Recently I have been asked by the Dauphine Incubator to help 6 startups craft their pitch. As a result, one of them was selected by the Paris Founders Event and another won the Public Choice award at the MashUp 20.
This experience - from hearing their story, to writing their pitch, to rehearsing with them under live conditions - has allowed me to analyze some of the pitfalls and tricks young startups should be aware of when preparing for this oh-so-common exercise.
How's sitting in front of you?
Before you start, it’s crucial to be aware of who you will talk to. I’ve spoken about empathy in a recent post, how it’s important to listen carefully to your customer’s feelings and aspirations when you build your product, then your message. Empathy is also necessary when you pitch to an audience, especially when they are not your users.
For example, 2 of the startups I assisted were to speak at the MashUp 20, an event that gathers about 400 people, 90% of which are students of the Dauphine business school and 75% are male.
Are they your users?
WeFoot is an app that helps you organize a futsal game without the hassle. But what is futsal? I had no idea before Mathieu, the CFO, explained it was a new kind of football game, where teams are of 5 people, not 11, and matches are held on a much smaller field.
The whole pitch had to refer to something that not everyone would know... or even care about. That’s tricky.
The solution: we made sure to explain what futsal is, how fast the market is growing, and to talk about the fun of playing a game with friends, which anyone can relate to.

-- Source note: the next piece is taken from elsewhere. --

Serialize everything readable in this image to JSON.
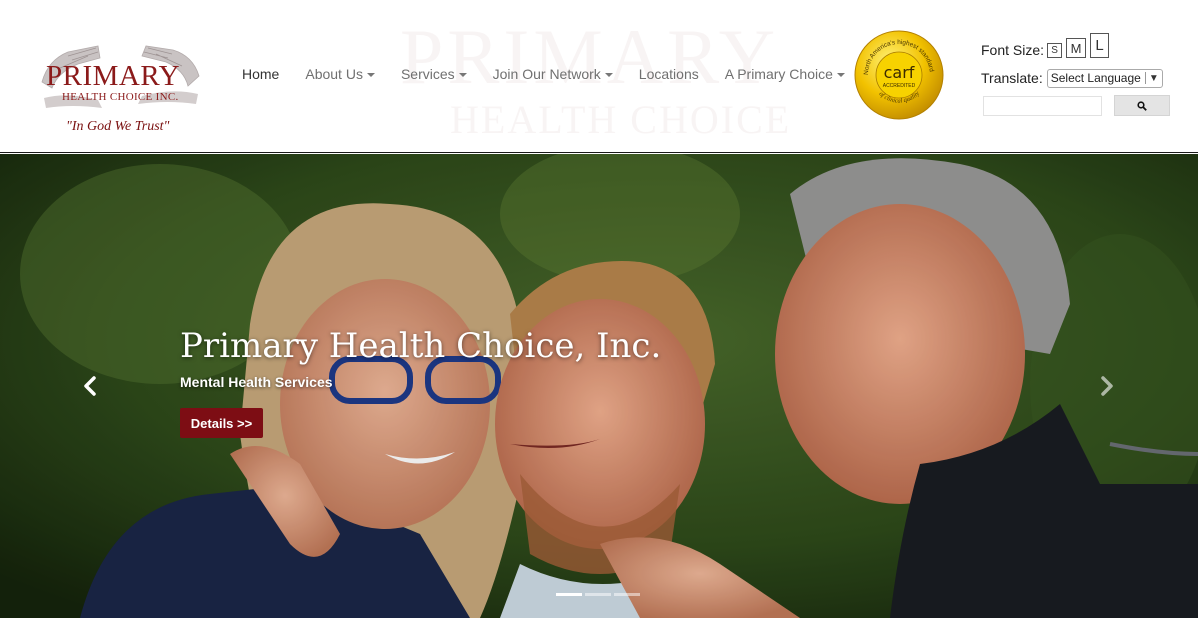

Do they share your culture?
Another example: LouMa, CEO of Emodjam, a keyboard of musical emojis for smartphones, was smart enough to connect with the audience by using very cool and exciting music excerpts during her pitch. Her all value proposition was about how music lets you convey your emotions easier and stronger, so she had to demonstrate the power that music has on a real audience.
The thing is, she had chosen to play really hip songs (mostly rap music) that people couldn’t relate to in a matter of seconds. Which was the time she had to connect with the audience before the next contender.
The solution: LouMa changed some of the song titles she mentioned during her speech, but decided to stick with the music excerpts she really loved… Fair enough.
So, before you write anything, think about who you will pitch to:
is my target in the audience?
could part or all of my audience not care about my product?
is it possible that part or all of my audience will not know all the references I’m about to use?
is it a consumer pitch or a business pitch, i.e. do I have to talk about the market, the business model, or should I just convince people that it’s fun or useful?
how can I tell a story that will leave no one out and, on the contrary, will make everyone connect to what I have to say?
"Why should they care" is really the key question here.
To be continued...